Perspective Is Everything
Understanding that perspective changes how we experience the world around us can help with living a happier, more productive life.
What is perspective?
Perspective is “a particular way of viewing things that depends on one’s experience and personality.” Perspective also means “the ability to consider things in relation to one another accurately and fairly.”
What does perspective mean to the paralysis community?
As individuals, our perspective is shaped by our family, friends, and upbringing. Additionally, where we live, cultural influences, and societal influences play an important role. But most importantly, our CHOICES have the biggest impact on an individual’s perspective. Our CHOICES impact how we view and experience what is in front of us.
In simple terms, perspective depends on where you are sitting, looking, or how you view the world around you.
For example, take the following photos:
If you only choose to see just half of this photo your perspective is limited to the upper half.
If you choose to see just half of this photo your perspective is limited to the bottom half.
If you choose to see the whole picture your perspective is no longer limited.
The full picture of what is in front of you tells a more complete story.
What does a person’s pre-injury and post-injury life teach us about perspective?
Before your injury, life was full of small, medium, and large frustrations. Your perspective impacted how you felt when you had to take out the trash or do the dishes when you were tired. Everyday tasks and situations came with different levels of frustration.

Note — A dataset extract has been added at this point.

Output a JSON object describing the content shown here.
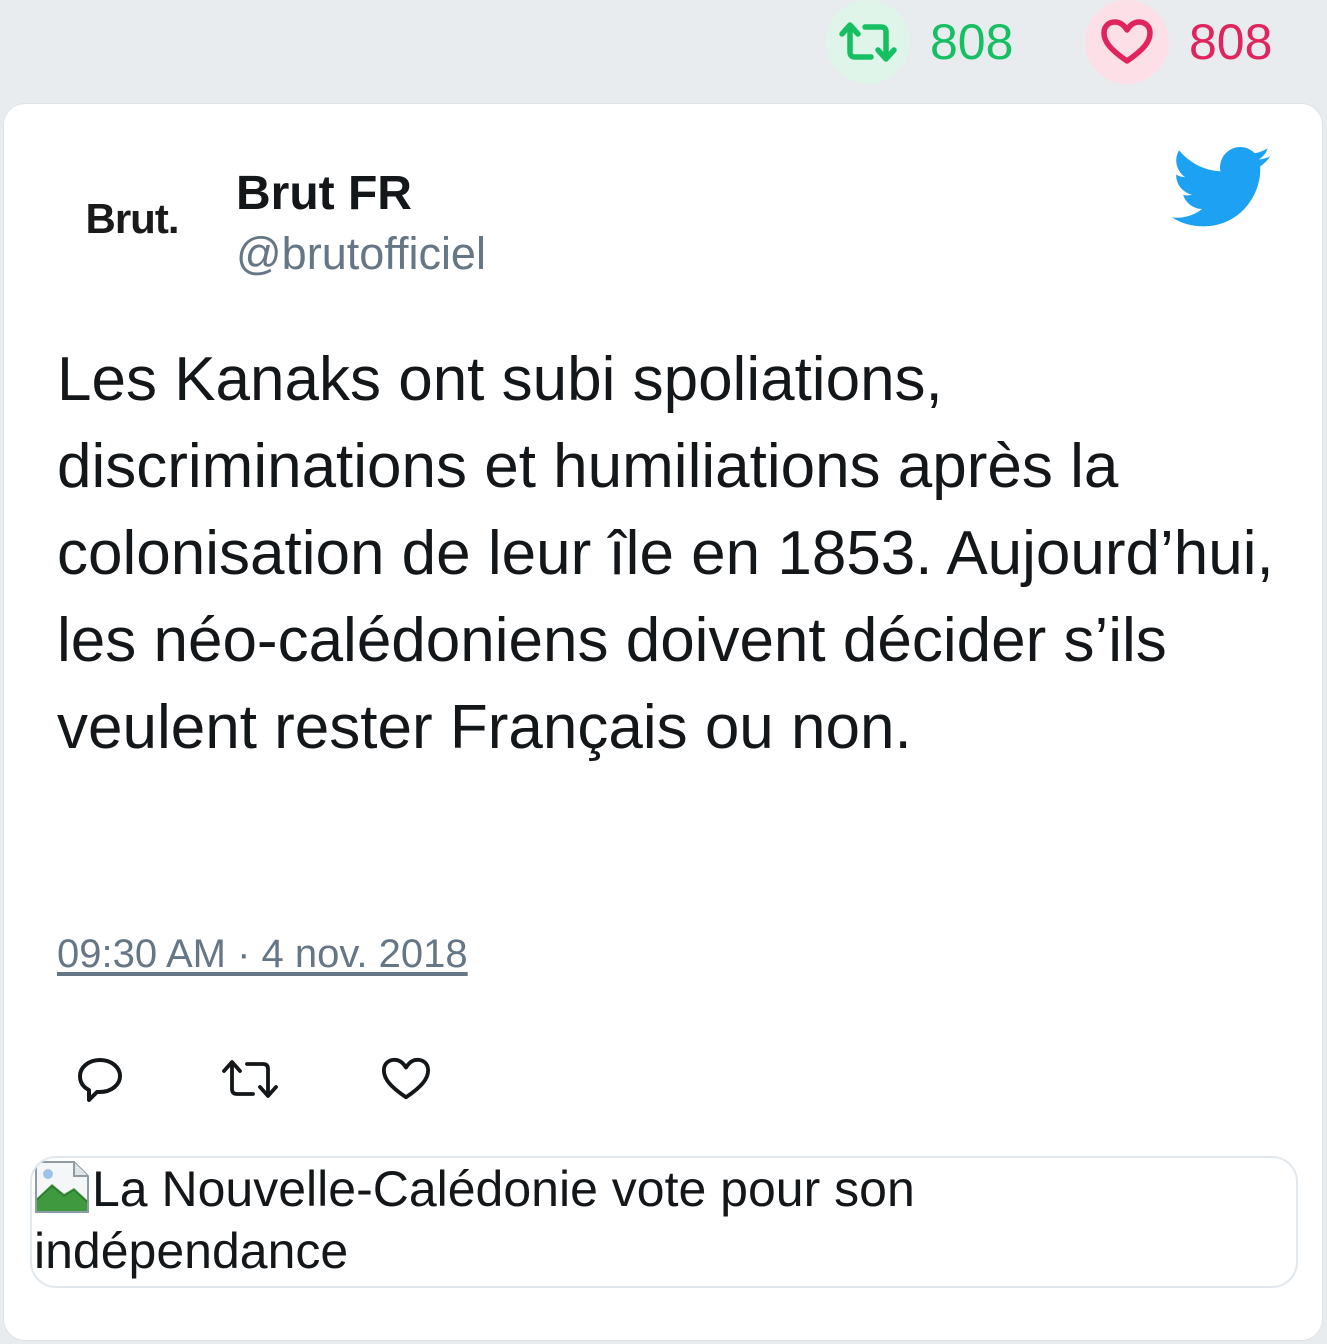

After your injury, approaching everyday tasks can create new and different frustrations that previously did not exist. But if you could travel back in time with your current disability perspective and could live your previous able-bodied lifestyle, all of your previous frustrations would be much different (likely lessened) because of your new disability perspective.
Our perspectives can lessen frustrations and make everyday life easier.

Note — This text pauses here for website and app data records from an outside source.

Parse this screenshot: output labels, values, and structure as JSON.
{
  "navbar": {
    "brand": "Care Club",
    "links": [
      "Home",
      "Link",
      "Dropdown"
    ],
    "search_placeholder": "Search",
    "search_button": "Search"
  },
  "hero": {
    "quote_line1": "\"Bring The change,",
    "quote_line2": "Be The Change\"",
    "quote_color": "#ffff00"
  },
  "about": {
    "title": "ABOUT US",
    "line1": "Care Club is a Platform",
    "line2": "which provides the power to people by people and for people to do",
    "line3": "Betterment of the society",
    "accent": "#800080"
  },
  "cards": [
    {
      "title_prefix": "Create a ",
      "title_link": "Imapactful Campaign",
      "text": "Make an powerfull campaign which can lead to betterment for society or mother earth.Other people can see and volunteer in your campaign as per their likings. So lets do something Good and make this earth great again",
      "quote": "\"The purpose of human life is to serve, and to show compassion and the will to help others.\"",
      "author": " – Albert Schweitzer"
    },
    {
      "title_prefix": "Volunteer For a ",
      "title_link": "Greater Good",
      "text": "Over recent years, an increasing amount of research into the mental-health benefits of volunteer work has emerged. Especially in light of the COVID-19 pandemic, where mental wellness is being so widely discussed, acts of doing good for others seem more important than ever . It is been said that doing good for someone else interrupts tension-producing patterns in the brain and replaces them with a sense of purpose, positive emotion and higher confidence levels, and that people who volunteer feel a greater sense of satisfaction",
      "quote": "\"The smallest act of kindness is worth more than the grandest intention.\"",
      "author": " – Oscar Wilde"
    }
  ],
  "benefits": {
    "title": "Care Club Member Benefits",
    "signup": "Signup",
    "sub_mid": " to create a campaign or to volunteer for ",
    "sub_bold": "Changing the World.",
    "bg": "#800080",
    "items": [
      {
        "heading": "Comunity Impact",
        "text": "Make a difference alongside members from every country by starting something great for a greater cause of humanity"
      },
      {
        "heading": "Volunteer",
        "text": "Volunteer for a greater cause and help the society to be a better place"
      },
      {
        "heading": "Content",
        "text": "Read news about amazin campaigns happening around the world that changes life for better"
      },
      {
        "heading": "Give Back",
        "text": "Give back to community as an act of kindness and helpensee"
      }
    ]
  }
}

This remains true with your disability. The difference between a paraplegic lifestyle and frustrations, are much different than those of a quadriplegic lifestyle and frustrations. Somebody else will always have it worse than you, and if you could put yourself in their shoes (or wheelchair), your current frustrations would be changed.
Understanding that things could always be worse helps shape perspective and lessen the frustration of everyday tasks and situations as well.
Using perspective to feel like you are moving downhill rather than uphill:
If you CHOOSE to approach challenges with a perspective where frustration can be lessened or completely removed, then the everyday tasks you face will transform into fun, or at the very least, easier tasks. How we perceive everyday tasks impacts if they feel like a constant uphill battle or a more enjoyable downhill experience.